_WHAT TO DO_
State the number of lines in these records holding "Just". Say nothing more.

_SUPPLIED RECORDS_
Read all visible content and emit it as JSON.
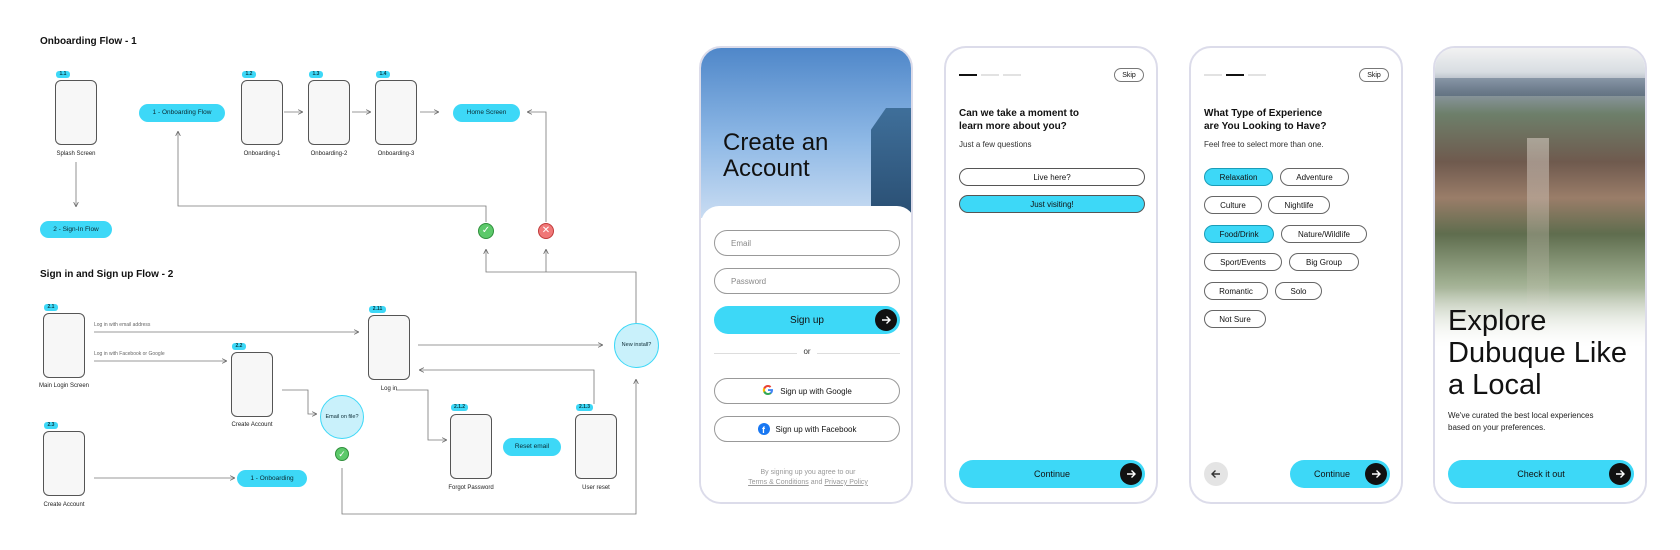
{
  "flow1": {
    "title": "Onboarding Flow - 1",
    "splash_badge": "1.1",
    "splash_caption": "Splash Screen",
    "onboarding_flow_pill": "1 - Onboarding Flow",
    "ob1_badge": "1.2",
    "ob1_caption": "Onboarding-1",
    "ob2_badge": "1.3",
    "ob2_caption": "Onboarding-2",
    "ob3_badge": "1.4",
    "ob3_caption": "Onboarding-3",
    "home_pill": "Home Screen",
    "signin_pill": "2 - Sign-In Flow"
  },
  "flow2": {
    "title": "Sign in and Sign up Flow - 2",
    "main_badge": "2.1",
    "main_caption": "Main Login Screen",
    "email_note": "Log in with email address",
    "fb_note": "Log in with Facebook or Google",
    "create_badge": "2.2",
    "create_caption": "Create Account",
    "login_badge": "2.11",
    "login_caption": "Log in",
    "email_on_file": "Email on file?",
    "forgot_badge": "2.1.2",
    "forgot_caption": "Forgot Password",
    "reset_pill": "Reset email",
    "userreset_badge": "2.1.3",
    "userreset_caption": "User reset",
    "new_install": "New install?",
    "create2_badge": "2.3",
    "create2_caption": "Create Account",
    "onboarding_pill": "1 - Onboarding"
  },
  "signup": {
    "headline": "Create an Account",
    "email_placeholder": "Email",
    "password_placeholder": "Password",
    "signup_label": "Sign up",
    "or_label": "or",
    "google_label": "Sign up with Google",
    "facebook_label": "Sign up with Facebook",
    "terms_line": "By signing up you agree to our",
    "terms_link": "Terms & Conditions",
    "and_word": "and",
    "privacy_link": "Privacy Policy"
  },
  "about": {
    "skip_label": "Skip",
    "question": "Can we take a moment to learn more about you?",
    "subtitle": "Just a few questions",
    "option1": "Live here?",
    "option2": "Just visiting!",
    "continue_label": "Continue"
  },
  "experience": {
    "skip_label": "Skip",
    "question": "What Type of Experience are You Looking to Have?",
    "subtitle": "Feel free to select more than one.",
    "chips": [
      "Relaxation",
      "Adventure",
      "Culture",
      "Nightlife",
      "Food/Drink",
      "Nature/Wildlife",
      "Sport/Events",
      "Big Group",
      "Romantic",
      "Solo",
      "Not Sure"
    ],
    "continue_label": "Continue"
  },
  "explore": {
    "headline": "Explore Dubuque Like a Local",
    "body": "We've curated the best local experiences based on your preferences.",
    "cta_label": "Check it out"
  },
  "colors": {
    "accent": "#3dd8f7",
    "success": "#5cc96a",
    "error": "#f07878"
  }
}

_EXPECTED ANSWER_
2